Owning rental property  and obtaining passive income by receiving monthly rents can be quite lucrative, however it can also be a disaster if it’s not handled properly.

Whether you’re in  Fairfield County Connecticut or any other area, perform your due diligence PRIOR to offering a lease to your prospective tenants.

Most experienced Landlords will ask for a credit check, but how many search public records? Or have someone perform that type of search? What about a sex offender check? Have you ever thought about that possibility, and how it may stigmatize your multi-family home for other prospective occupants who may perform that check?

You may also want to consider paying a visit to the tenant’s current home if they are local. Is it clean? Well kept?

As far as I know, sex offenders are not considered a “protected class”, and neither are felons. Your initial application should always ask the uncomfortable question-“Have you ever been arrested, and if so, when, and why?”
Are there any hazardous materials in the home you are about to rent out where someone can become ill as a result of living there? Even if the home has been rented with no complaints, or concerns for many years,it does not mean that the home is toxic-free. Remember that tenants are a lot more “lit-happy”- or more amenable to filing a lawsuit than there ever were before, with scores of hungry attorneys looking to create a large case, and award. Try not to become case law.
One seemingly minor item? *a smoke detector*. If it is not working, and a fire occurs, you can be in big trouble- morally, ethically, and financially. Perform periodic checks, and write it down.

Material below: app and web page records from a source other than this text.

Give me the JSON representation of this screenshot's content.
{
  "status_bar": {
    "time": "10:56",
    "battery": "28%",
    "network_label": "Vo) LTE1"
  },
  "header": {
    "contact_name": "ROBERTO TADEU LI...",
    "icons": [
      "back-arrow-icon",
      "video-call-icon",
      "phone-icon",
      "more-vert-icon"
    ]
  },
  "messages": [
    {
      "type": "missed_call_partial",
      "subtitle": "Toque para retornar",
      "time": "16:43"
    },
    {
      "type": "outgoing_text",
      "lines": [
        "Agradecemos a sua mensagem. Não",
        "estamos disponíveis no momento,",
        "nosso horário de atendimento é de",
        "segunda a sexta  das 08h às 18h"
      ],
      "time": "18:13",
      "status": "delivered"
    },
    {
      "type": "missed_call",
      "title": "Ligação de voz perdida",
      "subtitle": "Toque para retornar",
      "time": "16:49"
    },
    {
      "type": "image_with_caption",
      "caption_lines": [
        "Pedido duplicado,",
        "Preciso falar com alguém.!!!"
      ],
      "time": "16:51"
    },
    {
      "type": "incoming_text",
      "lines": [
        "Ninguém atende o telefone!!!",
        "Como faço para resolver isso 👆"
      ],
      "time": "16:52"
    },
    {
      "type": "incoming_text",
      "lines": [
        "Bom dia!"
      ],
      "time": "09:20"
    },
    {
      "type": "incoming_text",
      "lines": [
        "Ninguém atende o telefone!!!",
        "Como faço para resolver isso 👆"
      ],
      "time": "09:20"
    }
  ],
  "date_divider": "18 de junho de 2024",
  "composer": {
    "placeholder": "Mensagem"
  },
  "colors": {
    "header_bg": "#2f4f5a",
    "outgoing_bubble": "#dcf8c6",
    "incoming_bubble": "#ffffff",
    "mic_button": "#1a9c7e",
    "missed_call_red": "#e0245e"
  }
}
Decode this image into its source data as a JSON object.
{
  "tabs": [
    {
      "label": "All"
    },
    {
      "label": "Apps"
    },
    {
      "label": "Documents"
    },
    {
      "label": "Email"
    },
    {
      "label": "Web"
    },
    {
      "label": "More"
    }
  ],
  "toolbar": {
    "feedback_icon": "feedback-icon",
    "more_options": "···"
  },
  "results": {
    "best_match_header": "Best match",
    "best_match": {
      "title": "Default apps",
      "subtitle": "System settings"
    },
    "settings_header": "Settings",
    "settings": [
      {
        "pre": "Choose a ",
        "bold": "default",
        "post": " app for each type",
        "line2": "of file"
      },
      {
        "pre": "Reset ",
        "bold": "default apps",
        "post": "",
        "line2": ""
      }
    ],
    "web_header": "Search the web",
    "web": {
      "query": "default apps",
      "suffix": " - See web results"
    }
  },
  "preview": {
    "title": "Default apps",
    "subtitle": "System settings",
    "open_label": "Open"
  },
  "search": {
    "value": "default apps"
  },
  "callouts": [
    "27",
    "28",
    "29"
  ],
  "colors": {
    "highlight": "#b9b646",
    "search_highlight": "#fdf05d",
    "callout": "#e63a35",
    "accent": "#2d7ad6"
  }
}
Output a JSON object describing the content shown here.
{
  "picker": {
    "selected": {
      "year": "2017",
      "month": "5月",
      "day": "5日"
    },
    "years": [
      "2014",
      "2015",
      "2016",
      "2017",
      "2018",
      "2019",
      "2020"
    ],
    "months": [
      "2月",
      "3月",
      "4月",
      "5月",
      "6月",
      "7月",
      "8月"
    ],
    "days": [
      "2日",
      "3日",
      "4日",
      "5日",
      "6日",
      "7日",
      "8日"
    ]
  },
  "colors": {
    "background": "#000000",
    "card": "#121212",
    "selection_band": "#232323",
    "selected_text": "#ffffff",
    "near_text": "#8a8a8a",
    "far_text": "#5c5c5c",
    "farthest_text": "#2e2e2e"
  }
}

……and last but not least, do not discriminate. It is illegal to discriminate in Connecticut on the basis of race, color, creed, religion, national origin, ethnicity, ancestry, sex (gender), marital status, age, sexual orientation, learning disability, physical or mental handicap, disability, disorder or retardation (including but not limited to, blindness or deafness), familial status (families with children under 18) and lawful source of income.

Judy Szablak